I've only skimmed it so far, but the overall message seems deeply confused to me. 3 main points are set out:
1. Reduce health inequalities
2. Use social psychology and behavioural economics to bring about behaviour change
3. Decentralise, decentralise, decentralise
Points 1 & 2 are happening right now. Public health research has been putting considerable emphasis on about reducing health inequalities for a while now, and psychology and health having been moving closer together for some time too: for example, the introduction of the National Centre for Social Marketing.
So these are not innovations; what's interesting is that they aren't even right-wing ideas. Reducing health inequalities isn't about making service worse for the better-off: it's about bringing up the bottom rung of the ladder, which costs money however you look at it. The use of psychology and behavioural economics is a deeply centralised idea; and the way that these ideas have to be effectively put into practice involve standard-operating procedures, audits, health economic evaluations, etc. This can be great, but it requires hell of bureaucracy.
So I'm baffled as to how this fits in with the focus on decentralisation. 'Freedom to innovate locally?' This sounds like a recipe for bad research. Again, this is happening now: GP practices and hospitals are able to apply for and conduct research on their own terms. This is often badly managed, badly reported, and not disseminated outside the people doing the work. Reducing inequalities and implementing standard practice has to be centrally co-ordinated.
In short: their approach seems to be to shoehorn a positively red approach to health into a blue framework. like getting a pig and forcing it really hard through a wire-mesh fence.
Anyone want to help me out here?
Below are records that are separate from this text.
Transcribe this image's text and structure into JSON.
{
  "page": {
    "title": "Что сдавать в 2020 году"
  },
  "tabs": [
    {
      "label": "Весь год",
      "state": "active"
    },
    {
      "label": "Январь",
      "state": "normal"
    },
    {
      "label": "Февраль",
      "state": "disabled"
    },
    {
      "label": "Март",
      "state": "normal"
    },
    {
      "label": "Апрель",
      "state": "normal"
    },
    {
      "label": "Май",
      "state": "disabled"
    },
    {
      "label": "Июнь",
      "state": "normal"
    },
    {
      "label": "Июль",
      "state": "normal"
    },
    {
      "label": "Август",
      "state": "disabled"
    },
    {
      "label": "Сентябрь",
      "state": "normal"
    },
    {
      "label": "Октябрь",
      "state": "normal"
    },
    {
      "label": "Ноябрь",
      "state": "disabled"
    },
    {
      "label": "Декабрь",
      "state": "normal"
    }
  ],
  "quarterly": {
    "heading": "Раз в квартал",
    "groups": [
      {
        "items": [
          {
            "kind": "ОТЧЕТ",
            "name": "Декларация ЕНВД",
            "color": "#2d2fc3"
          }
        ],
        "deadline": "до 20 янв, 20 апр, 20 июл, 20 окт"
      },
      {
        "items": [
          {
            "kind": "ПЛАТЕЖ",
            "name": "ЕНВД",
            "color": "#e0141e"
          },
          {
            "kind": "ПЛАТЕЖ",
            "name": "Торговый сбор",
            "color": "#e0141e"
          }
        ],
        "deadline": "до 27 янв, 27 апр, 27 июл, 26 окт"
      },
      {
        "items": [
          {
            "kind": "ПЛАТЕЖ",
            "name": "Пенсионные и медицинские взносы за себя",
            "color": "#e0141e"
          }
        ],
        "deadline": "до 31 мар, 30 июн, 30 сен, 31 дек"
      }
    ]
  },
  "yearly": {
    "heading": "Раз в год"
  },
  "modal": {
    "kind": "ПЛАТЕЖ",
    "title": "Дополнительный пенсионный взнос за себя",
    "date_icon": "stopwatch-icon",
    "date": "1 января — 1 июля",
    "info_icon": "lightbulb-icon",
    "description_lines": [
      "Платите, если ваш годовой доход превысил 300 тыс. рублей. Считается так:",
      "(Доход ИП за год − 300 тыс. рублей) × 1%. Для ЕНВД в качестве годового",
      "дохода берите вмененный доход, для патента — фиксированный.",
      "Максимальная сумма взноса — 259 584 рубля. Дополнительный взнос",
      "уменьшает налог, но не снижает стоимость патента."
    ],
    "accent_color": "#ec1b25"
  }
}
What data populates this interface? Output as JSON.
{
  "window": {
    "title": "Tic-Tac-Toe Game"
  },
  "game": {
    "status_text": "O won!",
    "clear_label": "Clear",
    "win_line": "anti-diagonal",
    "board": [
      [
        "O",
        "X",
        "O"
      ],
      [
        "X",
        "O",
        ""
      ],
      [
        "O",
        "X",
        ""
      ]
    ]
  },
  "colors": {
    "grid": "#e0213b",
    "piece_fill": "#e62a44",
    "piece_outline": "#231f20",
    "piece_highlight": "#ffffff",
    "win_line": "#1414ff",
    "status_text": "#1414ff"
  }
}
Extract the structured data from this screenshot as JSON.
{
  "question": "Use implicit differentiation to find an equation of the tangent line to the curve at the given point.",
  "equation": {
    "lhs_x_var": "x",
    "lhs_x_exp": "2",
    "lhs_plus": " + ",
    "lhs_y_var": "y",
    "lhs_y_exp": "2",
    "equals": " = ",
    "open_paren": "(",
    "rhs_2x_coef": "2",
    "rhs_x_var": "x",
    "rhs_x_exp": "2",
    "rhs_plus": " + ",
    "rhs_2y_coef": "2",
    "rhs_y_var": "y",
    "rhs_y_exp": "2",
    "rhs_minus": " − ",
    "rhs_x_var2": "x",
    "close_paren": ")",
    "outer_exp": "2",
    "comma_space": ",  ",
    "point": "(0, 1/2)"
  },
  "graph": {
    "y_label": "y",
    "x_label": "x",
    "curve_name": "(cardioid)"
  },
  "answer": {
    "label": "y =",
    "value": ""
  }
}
Am I missing some subtle aspect of Conservative party policy/philosophy that somehow makes this sensible?